Primary Care Physicians are starting to panic with the Affordable Care Act coming into play. With the fear of not being able to afford their own practice, due new changes such as lower reimbursements from the government, physicians are starting to look towards working for large hospital networks. This change allows them to have a steady, predictable income and also means that they do not need to worry themselves with the budgetary concerns of running their own facility, such as: purchasing new machinery, technology, medical supplies and ensuring a constant flow of patients. One need not worry about this when working for a large network.
But what will this shift mean for patients? In order for hospitals or larger networks to be profitable, they need to churn patients in and out. This means that the physician has a brief time limit in which to see you, learn about you and your medical concerns, and provide a diagnosis, treatment and/or plan for your future health. I know that this is not the type of service I would like from my physician, and I suspect that this is also not the service these physicians want to be providing.
Primary Care Physicians are the ones that make patients feel welcome. They are the ones that remember you from your visit the year before. They are the ones that actually take time to listen to all your problems and give you solutions. They care for you. So why should we let our physicians be forced into working at hospitals or larger networks, when their vision might be owning their own Primary Care facility?
So, the question becomes – how can these doctors afford to own their own practice (or be a part of a smaller, private practice) in light of the new healthcare reforms? That is where Group Purchasing Organizations (GPO) come into action. A GPO is an entity that negotiates aggressive pricing on medical, surgical and pharmaceutical supplies (often, office, transportation and technological supplies as well). The GPOs main purpose is to leverage the purchasing power of their individual customers, Primary Care Physicians for example, by combining them all into one, large group. In doing so, aggressive, negotiated pricing on medical, surgical and pharmaceutical supplies can be passed along to these physicians/facilities – pricing that they would not have access to if they were simply purchasing on their own. Having GPOs here to negotiate these contracts and then pass the savings onto the physicians/facilities is one way that GPOs can assist independent physicians in following through with their dream – owning or being part of their own private practice.
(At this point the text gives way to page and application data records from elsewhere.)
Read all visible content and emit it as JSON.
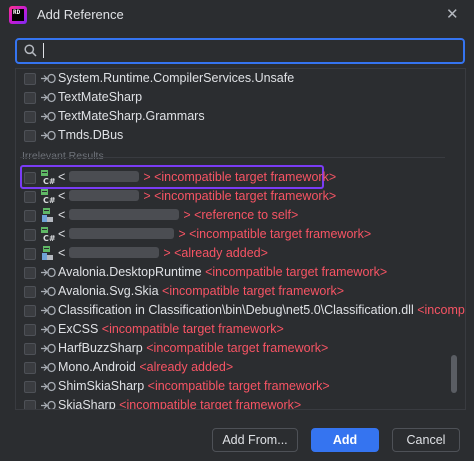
{
  "window": {
    "title": "Add Reference",
    "close_icon": "close-icon",
    "app_icon_text": "RD"
  },
  "search": {
    "value": "",
    "icon": "search-icon"
  },
  "section_label": "Irrelevant Results",
  "list_rows": [
    {
      "name": "System.Runtime.CompilerServices.Unsafe",
      "status": ""
    },
    {
      "name": "TextMateSharp",
      "status": ""
    },
    {
      "name": "TextMateSharp.Grammars",
      "status": ""
    },
    {
      "name": "Tmds.DBus",
      "status": ""
    },
    {
      "name": "<",
      "status": "> <incompatible target framework>",
      "highlighted": true
    },
    {
      "name": "<",
      "status": "> <incompatible target framework>"
    },
    {
      "name": "<",
      "status": "> <reference to self>"
    },
    {
      "name": "<",
      "status": "> <incompatible target framework>"
    },
    {
      "name": "<",
      "status": "> <already added>"
    },
    {
      "name": "Avalonia.DesktopRuntime",
      "status": "<incompatible target framework>"
    },
    {
      "name": "Avalonia.Svg.Skia",
      "status": "<incompatible target framework>"
    },
    {
      "name": "Classification  in Classification\\bin\\Debug\\net5.0\\Classification.dll",
      "status": "<incompat"
    },
    {
      "name": "ExCSS",
      "status": "<incompatible target framework>"
    },
    {
      "name": "HarfBuzzSharp",
      "status": "<incompatible target framework>"
    },
    {
      "name": "Mono.Android",
      "status": "<already added>"
    },
    {
      "name": "ShimSkiaSharp",
      "status": "<incompatible target framework>"
    },
    {
      "name": "SkiaSharp",
      "status": "<incompatible target framework>"
    }
  ],
  "buttons": {
    "add_from": "Add From...",
    "add": "Add",
    "cancel": "Cancel"
  },
  "colors": {
    "accent": "#3574f0",
    "error": "#f75464",
    "highlight": "#7a3cf5"
  }
}
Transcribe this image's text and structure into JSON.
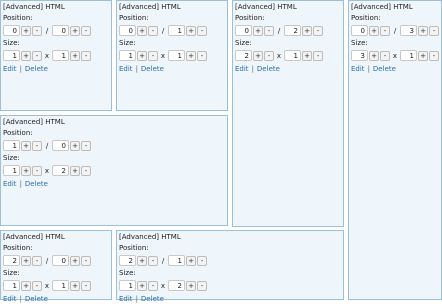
{
  "widgets": [
    {
      "title": "[Advanced] HTML",
      "position_label": "Position:",
      "size_label": "Size:",
      "pos_x": "0",
      "pos_y": "0",
      "size_w": "1",
      "size_h": "1",
      "edit": "Edit",
      "delete": "Delete"
    },
    {
      "title": "[Advanced] HTML",
      "position_label": "Position:",
      "size_label": "Size:",
      "pos_x": "0",
      "pos_y": "1",
      "size_w": "1",
      "size_h": "1",
      "edit": "Edit",
      "delete": "Delete"
    },
    {
      "title": "[Advanced] HTML",
      "position_label": "Position:",
      "size_label": "Size:",
      "pos_x": "0",
      "pos_y": "2",
      "size_w": "2",
      "size_h": "1",
      "edit": "Edit",
      "delete": "Delete"
    },
    {
      "title": "[Advanced] HTML",
      "position_label": "Position:",
      "size_label": "Size:",
      "pos_x": "0",
      "pos_y": "3",
      "size_w": "3",
      "size_h": "1",
      "edit": "Edit",
      "delete": "Delete"
    },
    {
      "title": "[Advanced] HTML",
      "position_label": "Position:",
      "size_label": "Size:",
      "pos_x": "1",
      "pos_y": "0",
      "size_w": "1",
      "size_h": "2",
      "edit": "Edit",
      "delete": "Delete"
    },
    {
      "title": "[Advanced] HTML",
      "position_label": "Position:",
      "size_label": "Size:",
      "pos_x": "2",
      "pos_y": "0",
      "size_w": "1",
      "size_h": "1",
      "edit": "Edit",
      "delete": "Delete"
    },
    {
      "title": "[Advanced] HTML",
      "position_label": "Position:",
      "size_label": "Size:",
      "pos_x": "2",
      "pos_y": "1",
      "size_w": "1",
      "size_h": "2",
      "edit": "Edit",
      "delete": "Delete"
    }
  ],
  "controls": {
    "plus": "+",
    "minus": "-",
    "pos_sep": "/",
    "size_sep": "x",
    "action_sep": "|"
  }
}
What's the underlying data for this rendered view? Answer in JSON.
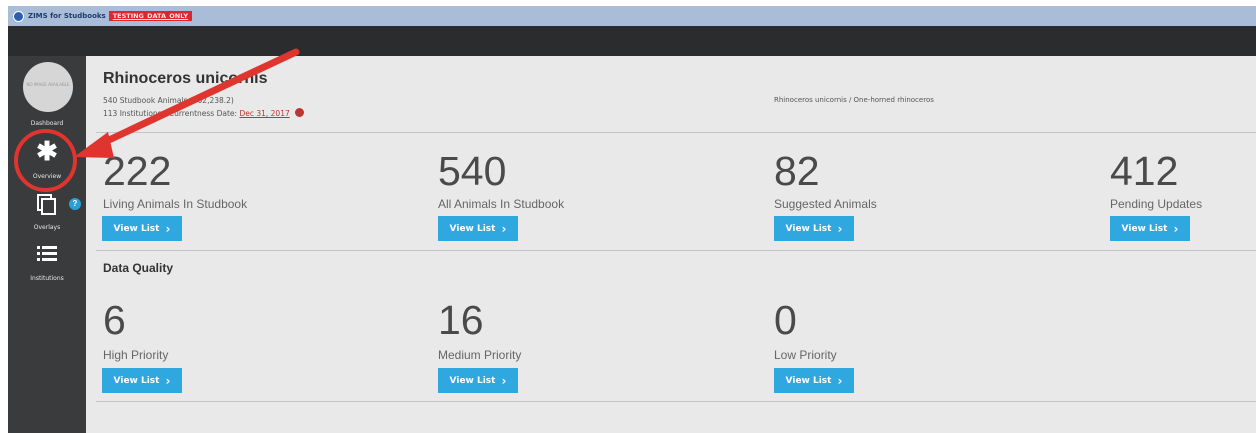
{
  "window": {
    "title": "ZIMS for Studbooks",
    "tag": "TESTING_DATA_ONLY"
  },
  "sidebar": {
    "avatar_text": "NO IMAGE AVAILABLE",
    "items": [
      {
        "label": "Dashboard",
        "icon": "dashboard-avatar"
      },
      {
        "label": "Overview",
        "icon": "asterisk-icon"
      },
      {
        "label": "Overlays",
        "icon": "overlay-stack-icon"
      },
      {
        "label": "Institutions",
        "icon": "list-icon"
      }
    ],
    "help_badge": "?"
  },
  "header": {
    "species": "Rhinoceros unicornis",
    "line1": "540 Studbook Animals (502,238.2)",
    "line2_prefix": "113 Institutions / Currentness Date:",
    "currentness_date": "Dec 31, 2017",
    "common_name": "Rhinoceros unicornis / One-horned rhinoceros"
  },
  "stats": [
    {
      "value": "222",
      "label": "Living Animals In Studbook",
      "button": "View List"
    },
    {
      "value": "540",
      "label": "All Animals In Studbook",
      "button": "View List"
    },
    {
      "value": "82",
      "label": "Suggested Animals",
      "button": "View List"
    },
    {
      "value": "412",
      "label": "Pending Updates",
      "button": "View List"
    }
  ],
  "data_quality": {
    "title": "Data Quality",
    "items": [
      {
        "value": "6",
        "label": "High Priority",
        "button": "View List"
      },
      {
        "value": "16",
        "label": "Medium Priority",
        "button": "View List"
      },
      {
        "value": "0",
        "label": "Low Priority",
        "button": "View List"
      }
    ]
  },
  "colors": {
    "accent_button": "#2fa8e0",
    "annotation": "#e0342e",
    "sidebar": "#3a3b3d",
    "date_red": "#c0332f"
  }
}
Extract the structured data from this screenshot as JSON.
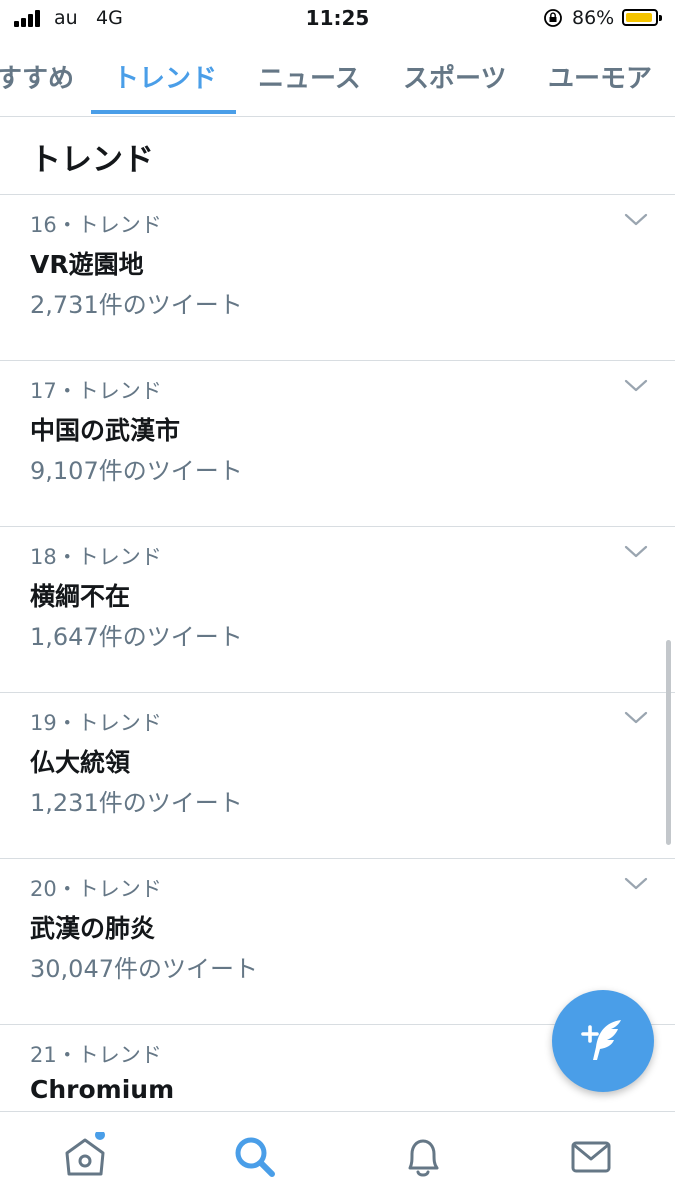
{
  "status_bar": {
    "carrier": "au",
    "network": "4G",
    "time": "11:25",
    "battery_percent": "86%",
    "battery_level": 0.86,
    "battery_color": "#f5c400"
  },
  "tabs": [
    {
      "label": "すすめ",
      "active": false
    },
    {
      "label": "トレンド",
      "active": true
    },
    {
      "label": "ニュース",
      "active": false
    },
    {
      "label": "スポーツ",
      "active": false
    },
    {
      "label": "ユーモア",
      "active": false
    }
  ],
  "section": {
    "title": "トレンド"
  },
  "trends": [
    {
      "meta": "16・トレンド",
      "name": "VR遊園地",
      "count": "2,731件のツイート"
    },
    {
      "meta": "17・トレンド",
      "name": "中国の武漢市",
      "count": "9,107件のツイート"
    },
    {
      "meta": "18・トレンド",
      "name": "横綱不在",
      "count": "1,647件のツイート"
    },
    {
      "meta": "19・トレンド",
      "name": "仏大統領",
      "count": "1,231件のツイート"
    },
    {
      "meta": "20・トレンド",
      "name": "武漢の肺炎",
      "count": "30,047件のツイート"
    },
    {
      "meta": "21・トレンド",
      "name": "Chromium",
      "count": ""
    }
  ],
  "icons": {
    "trend_menu": "chevron-down-icon",
    "compose": "compose-tweet-icon",
    "nav": [
      "home-icon",
      "search-icon",
      "bell-icon",
      "mail-icon"
    ]
  },
  "colors": {
    "accent": "#4a9ee8",
    "secondary_text": "#657786",
    "primary_text": "#14171a",
    "divider": "#d8dde1"
  },
  "bottom_nav": {
    "home_has_notification_dot": true,
    "active": "search"
  }
}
Primary Care Physicians should feel more at ease that the organization was created to help providers like themselves pay the least amount for supplies by the power of collaboration.
So, instead of settling for a position at a hospital or a large network — working hours you do not like and rushing through your appointments — why not partner with a GPO, such as New Source, whose dedication is to helping healthcare providers delivery quality patient care? What do you have to lose?